:: WHAT YOU SHOULD DO ::
In the listing that follows, determine how many lines include the word "渠道来源". Respond with that number alone.

:: SOURCE MATERIAL ::
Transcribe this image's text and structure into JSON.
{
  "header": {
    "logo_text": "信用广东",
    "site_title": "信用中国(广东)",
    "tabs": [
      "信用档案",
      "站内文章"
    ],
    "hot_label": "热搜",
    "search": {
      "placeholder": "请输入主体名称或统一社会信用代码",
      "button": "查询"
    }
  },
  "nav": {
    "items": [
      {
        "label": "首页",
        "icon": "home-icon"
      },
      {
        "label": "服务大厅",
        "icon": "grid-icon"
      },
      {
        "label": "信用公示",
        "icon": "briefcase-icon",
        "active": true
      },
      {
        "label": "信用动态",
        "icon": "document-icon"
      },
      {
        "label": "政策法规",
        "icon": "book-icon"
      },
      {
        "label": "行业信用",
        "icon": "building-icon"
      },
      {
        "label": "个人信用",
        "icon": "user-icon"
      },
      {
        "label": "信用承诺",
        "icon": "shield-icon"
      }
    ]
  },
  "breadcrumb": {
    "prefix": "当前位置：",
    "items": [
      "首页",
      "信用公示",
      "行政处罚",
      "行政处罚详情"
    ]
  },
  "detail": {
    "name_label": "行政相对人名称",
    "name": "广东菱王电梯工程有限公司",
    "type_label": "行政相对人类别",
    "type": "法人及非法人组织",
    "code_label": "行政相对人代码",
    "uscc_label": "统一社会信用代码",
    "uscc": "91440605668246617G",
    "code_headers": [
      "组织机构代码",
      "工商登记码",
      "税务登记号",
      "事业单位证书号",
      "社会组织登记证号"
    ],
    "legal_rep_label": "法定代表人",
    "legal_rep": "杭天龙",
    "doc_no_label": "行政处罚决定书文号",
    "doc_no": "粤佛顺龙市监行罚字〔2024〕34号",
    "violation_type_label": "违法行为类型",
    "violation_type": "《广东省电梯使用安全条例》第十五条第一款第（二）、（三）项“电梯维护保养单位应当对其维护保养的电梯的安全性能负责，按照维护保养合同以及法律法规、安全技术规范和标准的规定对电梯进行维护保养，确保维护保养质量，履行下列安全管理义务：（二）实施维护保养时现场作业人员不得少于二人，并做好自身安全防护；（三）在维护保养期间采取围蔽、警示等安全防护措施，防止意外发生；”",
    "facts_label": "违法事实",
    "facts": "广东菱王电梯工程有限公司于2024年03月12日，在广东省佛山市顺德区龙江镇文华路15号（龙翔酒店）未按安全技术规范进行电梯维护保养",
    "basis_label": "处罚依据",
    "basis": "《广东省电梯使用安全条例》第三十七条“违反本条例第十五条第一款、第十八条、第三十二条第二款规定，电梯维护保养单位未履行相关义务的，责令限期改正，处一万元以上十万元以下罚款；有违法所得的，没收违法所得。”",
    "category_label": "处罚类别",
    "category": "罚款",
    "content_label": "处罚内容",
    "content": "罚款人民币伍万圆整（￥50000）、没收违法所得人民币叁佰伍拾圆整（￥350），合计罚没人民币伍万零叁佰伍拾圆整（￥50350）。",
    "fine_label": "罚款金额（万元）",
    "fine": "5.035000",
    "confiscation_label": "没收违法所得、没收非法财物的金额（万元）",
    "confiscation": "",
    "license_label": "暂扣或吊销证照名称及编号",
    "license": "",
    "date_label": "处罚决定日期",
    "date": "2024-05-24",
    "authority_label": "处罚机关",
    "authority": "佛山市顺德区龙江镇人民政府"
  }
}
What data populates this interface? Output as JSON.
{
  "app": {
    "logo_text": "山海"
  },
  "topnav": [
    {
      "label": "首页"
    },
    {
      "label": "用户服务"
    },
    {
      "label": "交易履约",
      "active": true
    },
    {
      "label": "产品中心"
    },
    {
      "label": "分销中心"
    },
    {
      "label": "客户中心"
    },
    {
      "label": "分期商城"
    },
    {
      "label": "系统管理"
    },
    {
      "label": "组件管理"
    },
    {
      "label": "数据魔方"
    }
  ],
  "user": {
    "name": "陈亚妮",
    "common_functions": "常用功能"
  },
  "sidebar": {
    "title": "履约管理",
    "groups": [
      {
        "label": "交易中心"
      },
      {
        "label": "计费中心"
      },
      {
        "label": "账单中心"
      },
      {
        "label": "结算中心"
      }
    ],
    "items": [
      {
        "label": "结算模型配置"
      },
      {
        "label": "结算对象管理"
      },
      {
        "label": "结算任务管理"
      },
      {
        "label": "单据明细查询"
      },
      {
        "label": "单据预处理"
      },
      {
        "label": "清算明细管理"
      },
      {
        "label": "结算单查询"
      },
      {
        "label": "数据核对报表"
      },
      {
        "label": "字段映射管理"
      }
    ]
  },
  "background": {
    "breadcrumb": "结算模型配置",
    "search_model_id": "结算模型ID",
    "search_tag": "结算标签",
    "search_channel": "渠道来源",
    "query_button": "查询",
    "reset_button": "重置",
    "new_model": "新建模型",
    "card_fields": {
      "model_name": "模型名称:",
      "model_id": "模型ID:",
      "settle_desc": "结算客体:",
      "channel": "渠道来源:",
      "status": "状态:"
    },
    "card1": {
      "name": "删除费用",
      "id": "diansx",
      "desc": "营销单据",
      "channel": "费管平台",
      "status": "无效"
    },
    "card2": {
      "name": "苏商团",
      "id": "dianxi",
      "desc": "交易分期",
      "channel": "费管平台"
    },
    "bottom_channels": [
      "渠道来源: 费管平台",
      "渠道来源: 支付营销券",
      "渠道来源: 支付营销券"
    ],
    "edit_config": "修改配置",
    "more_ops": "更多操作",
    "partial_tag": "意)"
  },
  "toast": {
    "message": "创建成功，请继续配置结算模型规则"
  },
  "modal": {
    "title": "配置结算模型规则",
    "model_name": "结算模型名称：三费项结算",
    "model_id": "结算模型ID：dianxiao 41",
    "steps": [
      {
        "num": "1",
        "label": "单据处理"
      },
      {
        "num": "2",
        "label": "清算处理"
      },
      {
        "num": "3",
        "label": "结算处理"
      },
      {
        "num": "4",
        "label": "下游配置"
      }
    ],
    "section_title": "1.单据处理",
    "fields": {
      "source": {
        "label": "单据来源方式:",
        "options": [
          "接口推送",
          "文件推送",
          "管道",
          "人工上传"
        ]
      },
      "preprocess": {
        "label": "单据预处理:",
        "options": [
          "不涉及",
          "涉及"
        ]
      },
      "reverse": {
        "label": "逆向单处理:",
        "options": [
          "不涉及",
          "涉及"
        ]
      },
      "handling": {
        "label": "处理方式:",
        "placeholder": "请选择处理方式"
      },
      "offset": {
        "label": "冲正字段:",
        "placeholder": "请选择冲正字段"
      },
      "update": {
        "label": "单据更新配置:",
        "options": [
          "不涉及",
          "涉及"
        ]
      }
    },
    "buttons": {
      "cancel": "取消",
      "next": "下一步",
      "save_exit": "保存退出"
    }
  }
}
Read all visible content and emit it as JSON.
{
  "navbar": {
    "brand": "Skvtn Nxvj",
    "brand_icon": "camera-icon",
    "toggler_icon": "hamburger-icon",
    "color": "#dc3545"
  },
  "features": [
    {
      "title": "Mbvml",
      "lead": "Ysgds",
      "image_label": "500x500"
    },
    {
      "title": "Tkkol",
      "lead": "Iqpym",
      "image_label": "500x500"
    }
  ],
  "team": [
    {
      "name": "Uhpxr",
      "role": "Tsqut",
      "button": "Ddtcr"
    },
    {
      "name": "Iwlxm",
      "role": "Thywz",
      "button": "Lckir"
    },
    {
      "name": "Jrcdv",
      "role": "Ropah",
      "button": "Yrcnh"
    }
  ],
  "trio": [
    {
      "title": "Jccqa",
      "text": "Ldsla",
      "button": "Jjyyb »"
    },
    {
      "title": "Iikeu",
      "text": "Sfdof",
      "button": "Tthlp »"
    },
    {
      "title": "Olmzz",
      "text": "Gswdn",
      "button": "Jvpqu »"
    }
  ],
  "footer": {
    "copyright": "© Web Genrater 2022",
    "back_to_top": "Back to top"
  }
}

:: RESULT FOR THIS TASK ::
5